*Task details:* Search the data below for the word "icon" and copy each line that holds it.

Dataset rows describing interfaces:
####################

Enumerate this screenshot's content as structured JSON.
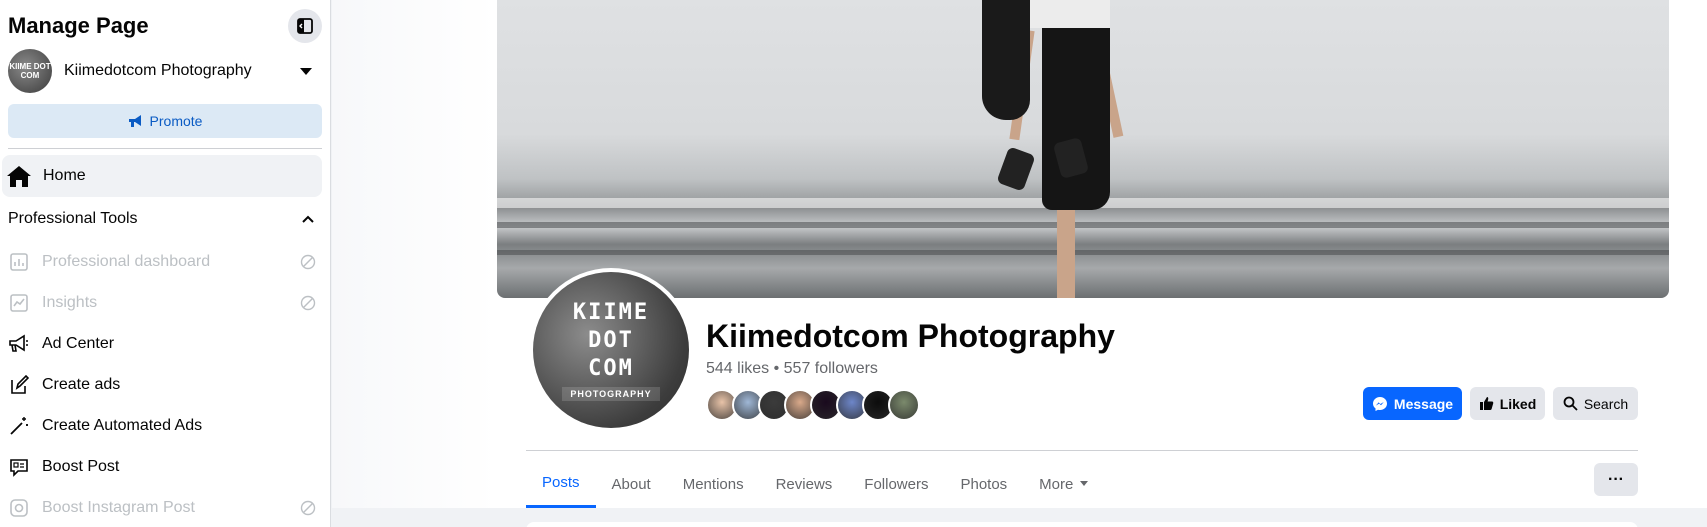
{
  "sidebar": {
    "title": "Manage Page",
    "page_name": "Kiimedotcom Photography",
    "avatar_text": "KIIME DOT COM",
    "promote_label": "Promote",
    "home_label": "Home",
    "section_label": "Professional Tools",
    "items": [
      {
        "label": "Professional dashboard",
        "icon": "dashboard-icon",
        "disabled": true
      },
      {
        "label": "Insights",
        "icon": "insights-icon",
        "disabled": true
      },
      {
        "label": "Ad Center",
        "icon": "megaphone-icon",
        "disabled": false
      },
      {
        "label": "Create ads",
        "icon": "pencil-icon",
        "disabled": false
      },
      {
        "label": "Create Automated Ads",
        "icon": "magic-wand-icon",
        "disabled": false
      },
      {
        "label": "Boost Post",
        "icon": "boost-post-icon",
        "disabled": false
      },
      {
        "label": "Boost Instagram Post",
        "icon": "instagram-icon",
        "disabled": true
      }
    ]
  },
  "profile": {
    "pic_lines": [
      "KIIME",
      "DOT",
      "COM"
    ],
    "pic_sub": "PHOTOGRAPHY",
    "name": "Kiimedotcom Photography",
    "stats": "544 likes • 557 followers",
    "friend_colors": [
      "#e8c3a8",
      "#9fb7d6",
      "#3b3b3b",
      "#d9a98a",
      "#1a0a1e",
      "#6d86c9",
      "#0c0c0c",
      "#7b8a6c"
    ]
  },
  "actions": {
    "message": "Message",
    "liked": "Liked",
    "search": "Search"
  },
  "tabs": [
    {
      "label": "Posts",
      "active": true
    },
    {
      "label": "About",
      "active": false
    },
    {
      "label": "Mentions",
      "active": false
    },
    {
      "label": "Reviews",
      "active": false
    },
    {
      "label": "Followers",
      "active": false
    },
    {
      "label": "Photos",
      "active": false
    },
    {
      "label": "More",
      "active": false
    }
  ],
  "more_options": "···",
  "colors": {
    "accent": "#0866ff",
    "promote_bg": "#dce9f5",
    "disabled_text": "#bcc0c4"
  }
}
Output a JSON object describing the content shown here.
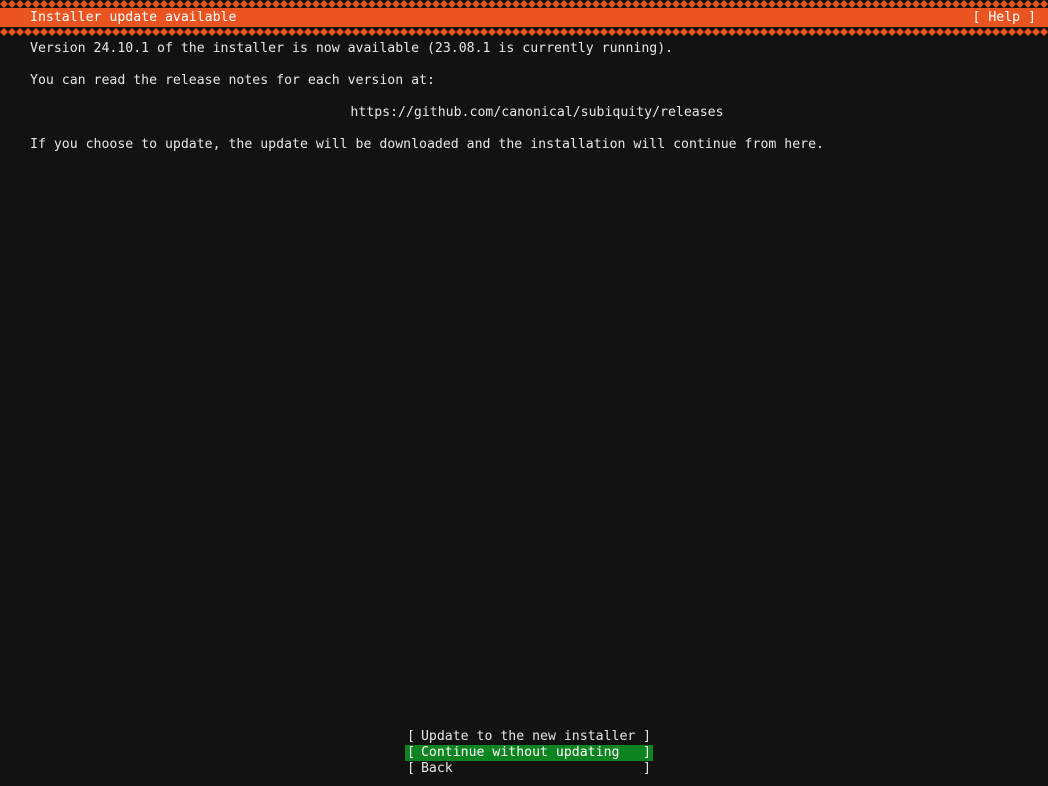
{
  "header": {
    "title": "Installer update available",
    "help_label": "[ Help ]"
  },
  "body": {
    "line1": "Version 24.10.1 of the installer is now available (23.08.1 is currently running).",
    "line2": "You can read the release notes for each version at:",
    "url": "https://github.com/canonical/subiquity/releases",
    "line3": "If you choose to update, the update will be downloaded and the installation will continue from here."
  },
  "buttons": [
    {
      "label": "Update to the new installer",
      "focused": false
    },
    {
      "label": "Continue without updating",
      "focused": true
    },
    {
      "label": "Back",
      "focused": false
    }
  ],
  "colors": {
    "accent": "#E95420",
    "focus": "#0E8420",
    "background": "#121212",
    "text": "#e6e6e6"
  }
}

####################

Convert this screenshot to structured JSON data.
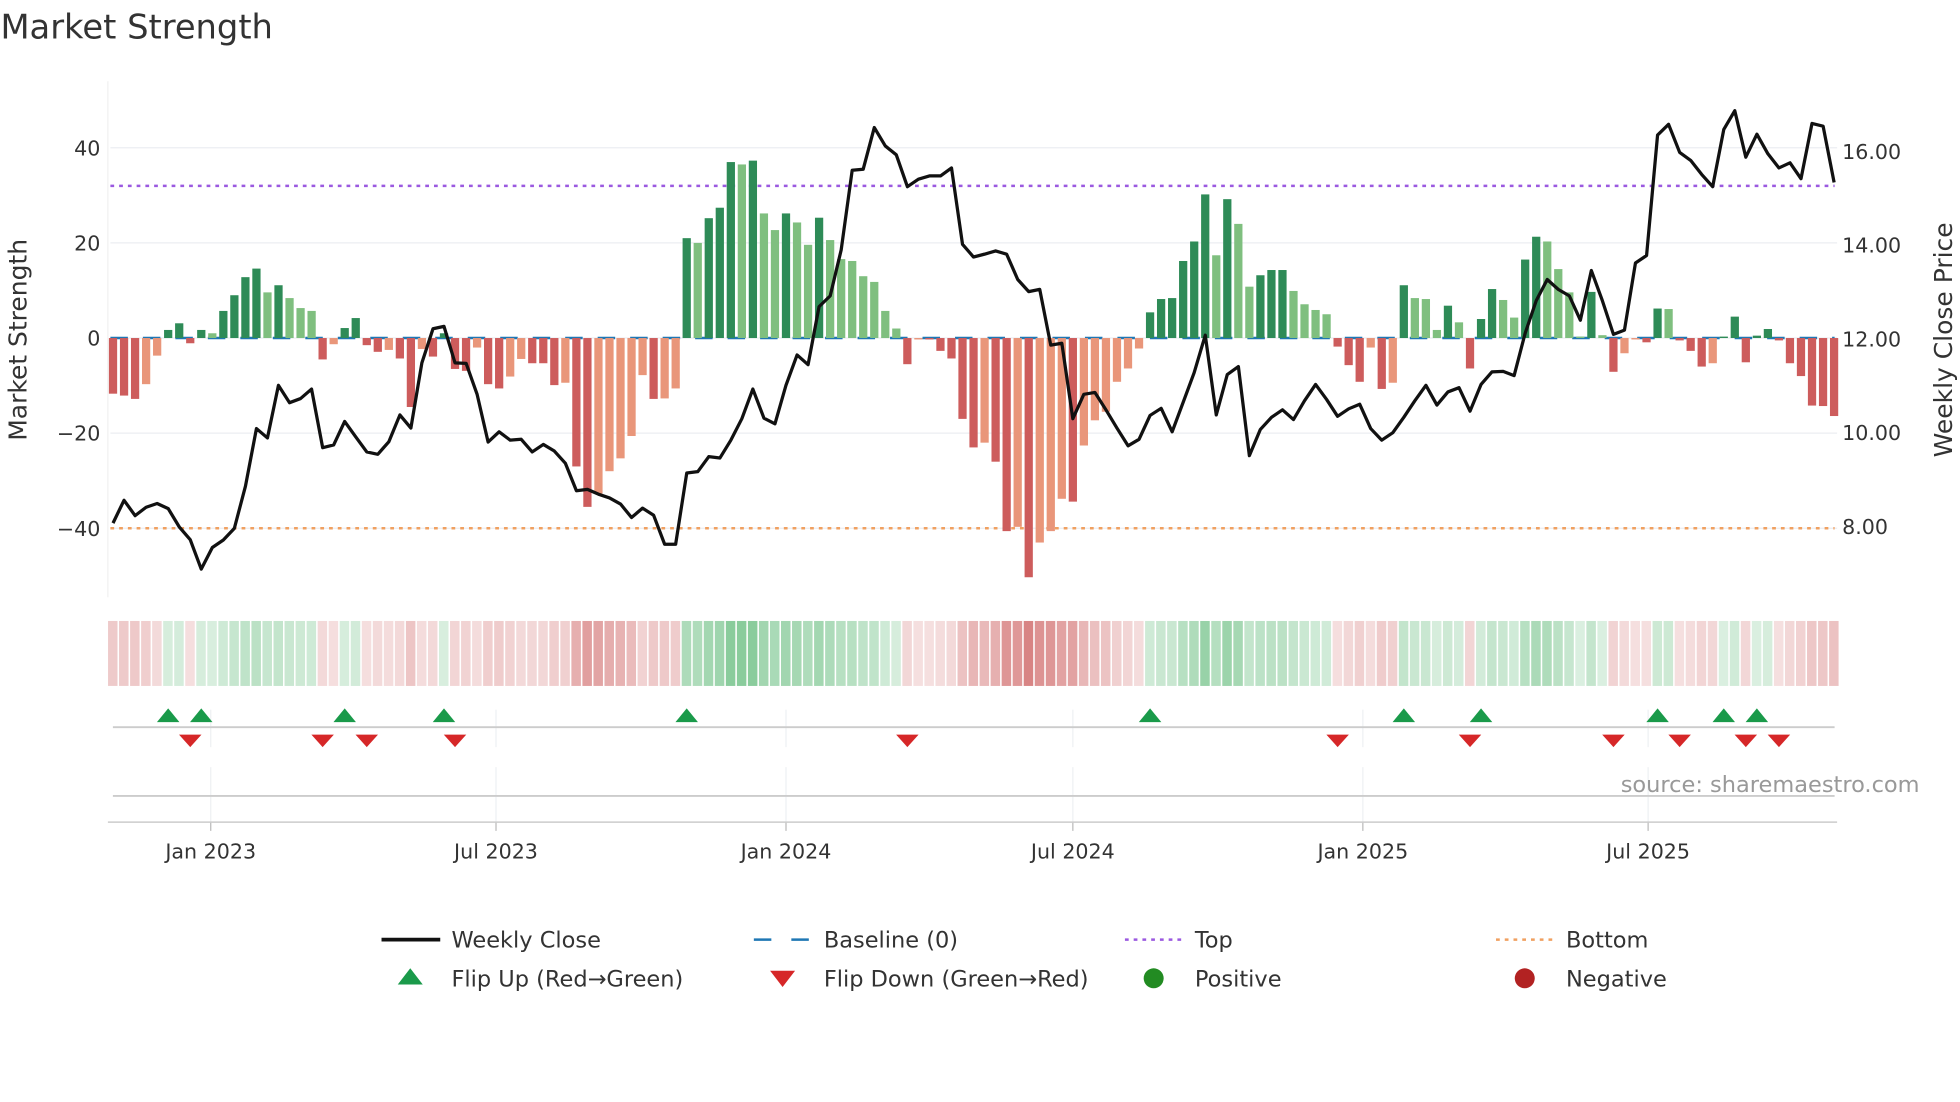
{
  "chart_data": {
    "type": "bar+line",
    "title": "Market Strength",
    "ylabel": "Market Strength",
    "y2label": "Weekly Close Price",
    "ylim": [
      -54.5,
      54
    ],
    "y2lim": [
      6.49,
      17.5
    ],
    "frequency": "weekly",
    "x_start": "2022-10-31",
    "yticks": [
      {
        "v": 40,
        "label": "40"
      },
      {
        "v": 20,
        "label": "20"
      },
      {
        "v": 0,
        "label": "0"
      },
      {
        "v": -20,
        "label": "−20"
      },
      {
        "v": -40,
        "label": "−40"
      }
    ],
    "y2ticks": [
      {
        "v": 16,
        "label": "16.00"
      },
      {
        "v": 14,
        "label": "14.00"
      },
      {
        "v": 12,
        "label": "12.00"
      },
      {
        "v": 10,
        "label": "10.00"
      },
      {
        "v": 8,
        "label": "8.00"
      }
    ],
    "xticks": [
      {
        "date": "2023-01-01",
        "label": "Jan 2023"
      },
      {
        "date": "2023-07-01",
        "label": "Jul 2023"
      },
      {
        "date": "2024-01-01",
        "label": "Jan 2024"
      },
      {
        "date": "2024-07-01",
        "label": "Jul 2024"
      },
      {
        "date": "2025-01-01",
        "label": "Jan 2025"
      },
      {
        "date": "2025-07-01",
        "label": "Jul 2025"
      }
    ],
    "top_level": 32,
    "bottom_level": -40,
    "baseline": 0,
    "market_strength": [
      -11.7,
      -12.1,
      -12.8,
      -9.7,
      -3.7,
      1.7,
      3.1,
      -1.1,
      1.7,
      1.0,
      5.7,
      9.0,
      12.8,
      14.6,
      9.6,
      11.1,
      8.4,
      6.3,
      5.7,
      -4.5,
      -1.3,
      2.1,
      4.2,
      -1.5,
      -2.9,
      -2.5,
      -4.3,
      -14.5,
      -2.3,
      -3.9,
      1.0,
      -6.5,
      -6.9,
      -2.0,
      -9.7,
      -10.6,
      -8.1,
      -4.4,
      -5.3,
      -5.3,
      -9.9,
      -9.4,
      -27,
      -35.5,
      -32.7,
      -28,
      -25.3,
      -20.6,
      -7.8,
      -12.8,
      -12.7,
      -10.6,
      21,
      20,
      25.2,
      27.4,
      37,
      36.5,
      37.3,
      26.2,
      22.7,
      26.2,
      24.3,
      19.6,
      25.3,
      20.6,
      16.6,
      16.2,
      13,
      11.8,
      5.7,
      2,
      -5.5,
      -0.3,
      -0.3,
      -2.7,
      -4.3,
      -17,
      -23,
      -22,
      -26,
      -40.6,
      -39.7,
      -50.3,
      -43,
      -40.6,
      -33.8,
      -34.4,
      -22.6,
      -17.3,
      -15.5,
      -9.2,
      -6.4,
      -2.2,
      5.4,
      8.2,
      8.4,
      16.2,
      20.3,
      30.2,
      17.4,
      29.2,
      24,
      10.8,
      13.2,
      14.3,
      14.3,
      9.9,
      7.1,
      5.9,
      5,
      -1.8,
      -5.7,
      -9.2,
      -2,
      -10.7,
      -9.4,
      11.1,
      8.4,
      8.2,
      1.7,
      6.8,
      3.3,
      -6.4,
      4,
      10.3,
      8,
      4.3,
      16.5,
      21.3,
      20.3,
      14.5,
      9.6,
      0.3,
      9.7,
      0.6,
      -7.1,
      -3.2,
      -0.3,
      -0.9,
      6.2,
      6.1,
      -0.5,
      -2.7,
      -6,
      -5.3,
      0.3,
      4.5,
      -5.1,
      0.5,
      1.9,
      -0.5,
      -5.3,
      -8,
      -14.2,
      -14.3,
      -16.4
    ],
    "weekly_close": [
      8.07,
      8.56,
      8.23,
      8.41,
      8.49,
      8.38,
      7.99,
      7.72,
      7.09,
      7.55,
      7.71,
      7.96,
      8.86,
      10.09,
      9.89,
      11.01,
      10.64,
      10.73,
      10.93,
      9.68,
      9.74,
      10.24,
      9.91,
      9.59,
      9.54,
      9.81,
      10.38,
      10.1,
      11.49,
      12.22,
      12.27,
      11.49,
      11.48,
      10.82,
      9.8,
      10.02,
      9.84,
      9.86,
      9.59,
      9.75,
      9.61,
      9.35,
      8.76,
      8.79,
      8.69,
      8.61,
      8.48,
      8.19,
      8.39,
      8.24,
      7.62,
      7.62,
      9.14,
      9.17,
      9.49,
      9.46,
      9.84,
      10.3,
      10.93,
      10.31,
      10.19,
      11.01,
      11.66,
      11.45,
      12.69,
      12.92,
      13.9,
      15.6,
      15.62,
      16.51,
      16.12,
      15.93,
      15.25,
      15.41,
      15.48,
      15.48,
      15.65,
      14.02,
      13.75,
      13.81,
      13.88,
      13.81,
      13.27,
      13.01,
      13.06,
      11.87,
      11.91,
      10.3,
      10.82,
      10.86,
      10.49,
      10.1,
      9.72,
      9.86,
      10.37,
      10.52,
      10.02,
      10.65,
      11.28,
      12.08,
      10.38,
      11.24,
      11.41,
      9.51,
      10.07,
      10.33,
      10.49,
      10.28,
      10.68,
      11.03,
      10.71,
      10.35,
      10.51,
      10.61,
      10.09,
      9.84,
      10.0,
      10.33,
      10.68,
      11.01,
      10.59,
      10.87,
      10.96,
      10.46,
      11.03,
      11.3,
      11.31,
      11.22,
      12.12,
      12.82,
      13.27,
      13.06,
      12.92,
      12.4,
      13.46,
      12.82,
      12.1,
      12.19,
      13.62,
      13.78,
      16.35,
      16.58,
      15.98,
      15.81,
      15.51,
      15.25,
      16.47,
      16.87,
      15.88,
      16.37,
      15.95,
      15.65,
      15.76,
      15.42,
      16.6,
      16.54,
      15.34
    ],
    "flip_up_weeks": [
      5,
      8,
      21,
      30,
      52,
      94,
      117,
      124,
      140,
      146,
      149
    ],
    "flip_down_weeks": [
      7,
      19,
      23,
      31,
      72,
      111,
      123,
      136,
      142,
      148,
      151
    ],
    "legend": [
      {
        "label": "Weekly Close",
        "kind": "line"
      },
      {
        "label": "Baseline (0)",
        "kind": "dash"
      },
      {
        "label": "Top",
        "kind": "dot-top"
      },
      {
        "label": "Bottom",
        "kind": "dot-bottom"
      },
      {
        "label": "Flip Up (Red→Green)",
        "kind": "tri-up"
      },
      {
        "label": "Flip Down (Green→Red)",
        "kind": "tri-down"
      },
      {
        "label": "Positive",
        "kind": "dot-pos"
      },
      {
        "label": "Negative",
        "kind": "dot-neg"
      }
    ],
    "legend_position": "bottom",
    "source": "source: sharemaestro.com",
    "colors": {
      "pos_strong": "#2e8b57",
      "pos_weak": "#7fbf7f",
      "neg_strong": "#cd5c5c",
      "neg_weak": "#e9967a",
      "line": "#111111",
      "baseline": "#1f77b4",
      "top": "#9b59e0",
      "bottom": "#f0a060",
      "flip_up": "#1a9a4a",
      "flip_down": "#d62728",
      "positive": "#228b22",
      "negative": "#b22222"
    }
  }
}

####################

*Reply to the task:*
        "icon": "dashboard-icon",
        "icon": "insights-icon",
        "icon": "megaphone-icon",
        "icon": "pencil-icon",
        "icon": "magic-wand-icon",
        "icon": "boost-post-icon",
        "icon": "instagram-icon",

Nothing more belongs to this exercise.